Although the move from marketing service company to media provider seems a large leap, SuperAwesome is well-positioned to move into the space. It already claims to be the world’s largest kid-safe ad platform in the world, with clients including Mattel, Cartoon Network, and Niantic. And it has defined standards for appropriate and safe advertising in the children’s sector.
“In 2005, when YouTube was founded, children barely registered as an online audience. Today they’re over 40% of all new internet users,” said SuperAwesome founder and CEO Dylan Collins. “YouTube would look very different if it was founded today. While the company has been doing good work with YouTube Kids, we have seen an overwhelming number of requests from creators, content owners and advertisers to do something about the kids online video situation. Everyone feels an additional platform actually designed for kids/family video is required.”
Speaking at the Rise tech conference in Hong Kong this week, Collins expressed surprise that appointing a chief children’s officer has not yet been made a legal requirement in some jurisdictions. “Advertisers starting to realize that when they are operating in environments that are only ever designed for adults, they have huge risks in terms of brand exposure,” Collins said. He pointed out that China may currently be the world leader in devising ways to protect children on the Internet.
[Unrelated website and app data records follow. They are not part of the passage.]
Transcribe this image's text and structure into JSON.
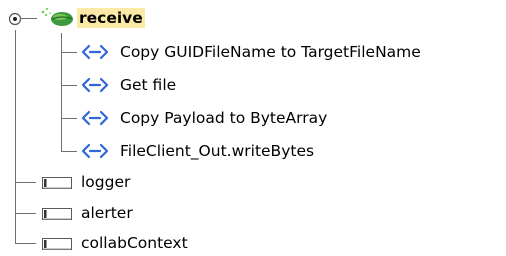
{
  "tree": {
    "root": {
      "label": "receive",
      "icon": "operation-leaf-icon",
      "expander": "expanded-node-toggle-icon",
      "selected": true,
      "children": [
        {
          "label": "Copy GUIDFileName to TargetFileName",
          "icon": "mapping-arrow-icon"
        },
        {
          "label": "Get file",
          "icon": "mapping-arrow-icon"
        },
        {
          "label": "Copy Payload to ByteArray",
          "icon": "mapping-arrow-icon"
        },
        {
          "label": "FileClient_Out.writeBytes",
          "icon": "mapping-arrow-icon"
        }
      ]
    },
    "fields": [
      {
        "label": "logger",
        "icon": "field-box-icon"
      },
      {
        "label": "alerter",
        "icon": "field-box-icon"
      },
      {
        "label": "collabContext",
        "icon": "field-box-icon"
      }
    ]
  },
  "colors": {
    "selection_highlight": "#fbe9a6",
    "arrow_icon": "#2f66d8",
    "leaf_green": "#2f8f2f",
    "tree_lines": "#707070"
  }
}
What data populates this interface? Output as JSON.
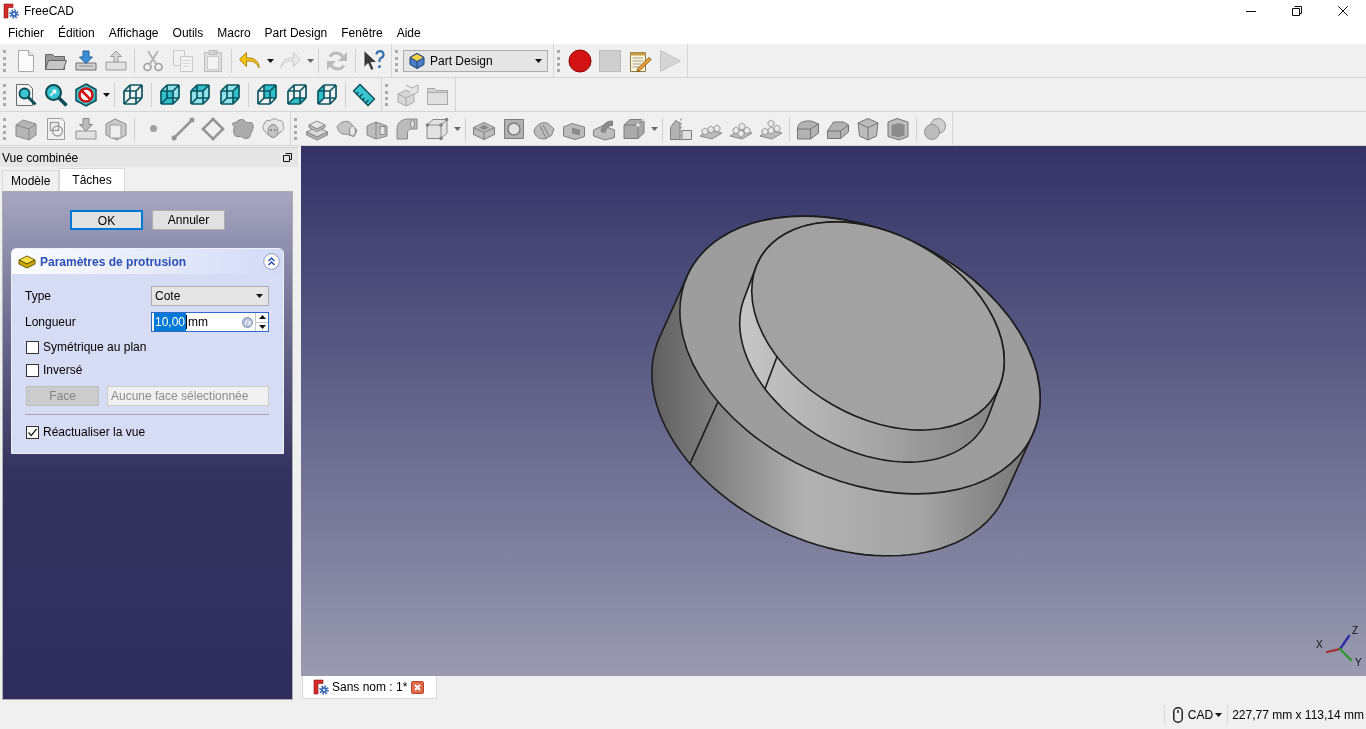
{
  "window": {
    "title": "FreeCAD"
  },
  "menu": [
    "Fichier",
    "Édition",
    "Affichage",
    "Outils",
    "Macro",
    "Part Design",
    "Fenêtre",
    "Aide"
  ],
  "toolbar_rows": [
    [
      {
        "kind": "buttons",
        "groups": [
          [
            {
              "disabled": false,
              "has_menu": false
            },
            {
              "disabled": false,
              "has_menu": false
            },
            {
              "disabled": false,
              "has_menu": false
            },
            {
              "disabled": false,
              "has_menu": false
            }
          ],
          [
            {
              "disabled": true,
              "has_menu": false
            },
            {
              "disabled": true,
              "has_menu": false
            },
            {
              "disabled": true,
              "has_menu": false
            }
          ],
          [
            {
              "disabled": false,
              "has_menu": true
            },
            {
              "disabled": true,
              "has_menu": true
            }
          ],
          [
            {
              "disabled": true,
              "has_menu": false
            }
          ],
          [
            {
              "disabled": false,
              "has_menu": false
            }
          ]
        ]
      },
      {
        "kind": "combo",
        "value": "Part Design"
      },
      {
        "kind": "buttons",
        "groups": [
          [
            {
              "disabled": false,
              "has_menu": false
            },
            {
              "disabled": true,
              "has_menu": false
            },
            {
              "disabled": false,
              "has_menu": false
            },
            {
              "disabled": true,
              "has_menu": false
            }
          ]
        ]
      }
    ],
    [
      {
        "kind": "buttons",
        "groups": [
          [
            {
              "disabled": false,
              "has_menu": false
            },
            {
              "disabled": false,
              "has_menu": false
            },
            {
              "disabled": false,
              "has_menu": true
            }
          ],
          [
            {
              "disabled": false,
              "has_menu": false
            }
          ],
          [
            {
              "disabled": false,
              "has_menu": false
            },
            {
              "disabled": false,
              "has_menu": false
            },
            {
              "disabled": false,
              "has_menu": false
            }
          ],
          [
            {
              "disabled": false,
              "has_menu": false
            },
            {
              "disabled": false,
              "has_menu": false
            },
            {
              "disabled": false,
              "has_menu": false
            }
          ],
          [
            {
              "disabled": false,
              "has_menu": false
            }
          ]
        ]
      },
      {
        "kind": "buttons",
        "groups": [
          [
            {
              "disabled": true,
              "has_menu": false
            },
            {
              "disabled": true,
              "has_menu": false
            }
          ]
        ]
      }
    ],
    [
      {
        "kind": "buttons",
        "groups": [
          [
            {
              "disabled": true,
              "has_menu": false
            },
            {
              "disabled": true,
              "has_menu": false
            },
            {
              "disabled": true,
              "has_menu": false
            },
            {
              "disabled": true,
              "has_menu": false
            }
          ],
          [
            {
              "disabled": true,
              "has_menu": false
            },
            {
              "disabled": true,
              "has_menu": false
            },
            {
              "disabled": true,
              "has_menu": false
            },
            {
              "disabled": true,
              "has_menu": false
            },
            {
              "disabled": true,
              "has_menu": false
            }
          ]
        ]
      },
      {
        "kind": "buttons",
        "groups": [
          [
            {
              "disabled": true,
              "has_menu": false
            },
            {
              "disabled": true,
              "has_menu": false
            },
            {
              "disabled": true,
              "has_menu": false
            },
            {
              "disabled": true,
              "has_menu": false
            },
            {
              "disabled": true,
              "has_menu": true
            }
          ],
          [
            {
              "disabled": true,
              "has_menu": false
            },
            {
              "disabled": true,
              "has_menu": false
            },
            {
              "disabled": true,
              "has_menu": false
            },
            {
              "disabled": true,
              "has_menu": false
            },
            {
              "disabled": true,
              "has_menu": false
            },
            {
              "disabled": true,
              "has_menu": true
            }
          ],
          [
            {
              "disabled": true,
              "has_menu": false
            },
            {
              "disabled": true,
              "has_menu": false
            },
            {
              "disabled": true,
              "has_menu": false
            },
            {
              "disabled": true,
              "has_menu": false
            }
          ],
          [
            {
              "disabled": true,
              "has_menu": false
            },
            {
              "disabled": true,
              "has_menu": false
            },
            {
              "disabled": true,
              "has_menu": false
            },
            {
              "disabled": true,
              "has_menu": false
            }
          ],
          [
            {
              "disabled": true,
              "has_menu": false
            }
          ]
        ]
      }
    ]
  ],
  "dock": {
    "title": "Vue combinée",
    "tabs": [
      {
        "label": "Modèle",
        "selected": false
      },
      {
        "label": "Tâches",
        "selected": true
      }
    ],
    "task": {
      "buttons": [
        {
          "label": "OK",
          "default": true
        },
        {
          "label": "Annuler",
          "default": false
        }
      ],
      "section": {
        "title": "Paramètres de protrusion",
        "expanded": true,
        "type": {
          "label": "Type",
          "value": "Cote"
        },
        "length": {
          "label": "Longueur",
          "value": "10,00",
          "unit": "mm",
          "value_selected": true
        },
        "options": [
          {
            "label": "Symétrique au plan",
            "checked": false
          },
          {
            "label": "Inversé",
            "checked": false
          }
        ],
        "face": {
          "button": "Face",
          "field": "Aucune face sélectionnée",
          "disabled": true
        },
        "refresh": {
          "label": "Réactualiser la vue",
          "checked": true
        }
      }
    }
  },
  "view": {
    "axis_triad": {
      "x": "X",
      "y": "Y",
      "z": "Z"
    }
  },
  "documents": [
    {
      "label": "Sans nom : 1*",
      "selected": true
    }
  ],
  "status_bar": {
    "navigation": "CAD",
    "dimensions": "227,77 mm x 113,14 mm"
  }
}
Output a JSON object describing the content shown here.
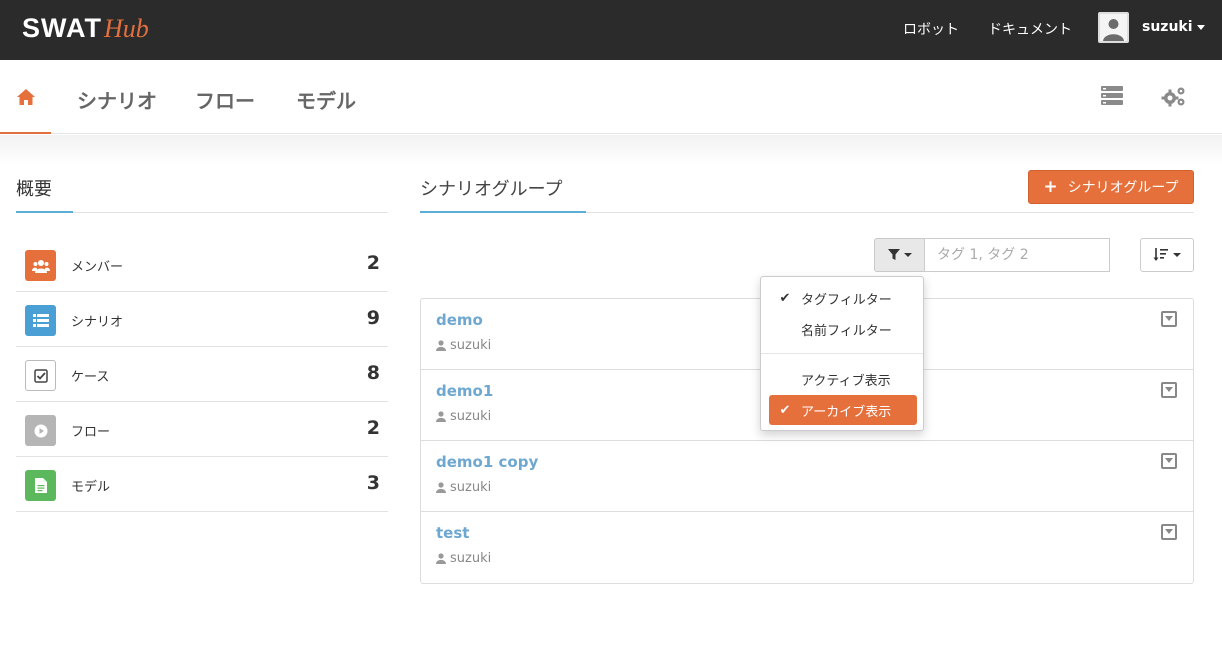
{
  "topbar": {
    "logo_main": "SWAT",
    "logo_sub": "Hub",
    "links": [
      "ロボット",
      "ドキュメント"
    ],
    "user": "suzuki"
  },
  "nav": {
    "tabs": [
      "シナリオ",
      "フロー",
      "モデル"
    ]
  },
  "overview": {
    "title": "概要",
    "stats": [
      {
        "label": "メンバー",
        "count": "2",
        "icon": "users-icon",
        "color": "#e5703c"
      },
      {
        "label": "シナリオ",
        "count": "9",
        "icon": "list-icon",
        "color": "#4a9fd5"
      },
      {
        "label": "ケース",
        "count": "8",
        "icon": "checkbox-icon",
        "color": "#ffffff"
      },
      {
        "label": "フロー",
        "count": "2",
        "icon": "play-icon",
        "color": "#b5b5b5"
      },
      {
        "label": "モデル",
        "count": "3",
        "icon": "document-icon",
        "color": "#5cb85c"
      }
    ]
  },
  "groups": {
    "title": "シナリオグループ",
    "add_label": "シナリオグループ",
    "tag_placeholder": "タグ 1, タグ 2",
    "items": [
      {
        "name": "demo",
        "owner": "suzuki"
      },
      {
        "name": "demo1",
        "owner": "suzuki"
      },
      {
        "name": "demo1 copy",
        "owner": "suzuki"
      },
      {
        "name": "test",
        "owner": "suzuki"
      }
    ]
  },
  "filter_menu": {
    "items": [
      {
        "label": "タグフィルター",
        "checked": true
      },
      {
        "label": "名前フィルター",
        "checked": false
      },
      {
        "label": "アクティブ表示",
        "checked": false
      },
      {
        "label": "アーカイブ表示",
        "checked": true
      }
    ]
  },
  "colors": {
    "accent": "#e5703c",
    "link": "#6ea7cf",
    "topbar": "#2b2b2b"
  }
}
U.K.-based SuperAwesome was founded in 2013 and reported revenue of close to $60 million for 2018. In February this year, it raised $13 million of additional financing led by Harbert European Growth Capital. The company already has almost 100 content creators (who have almost 75 million YouTube subscribers combined) signed up to their open development testing phase, with a significant waiting list.
Advertiser demand is considerable from major brands which are keen to support a platform built for responsible kids video engagement. Tenets of the Rukkaz offering include: data privacy, content algorithms with adult (human) supervision, and responsible monetization through kid-safe ads and community engagement.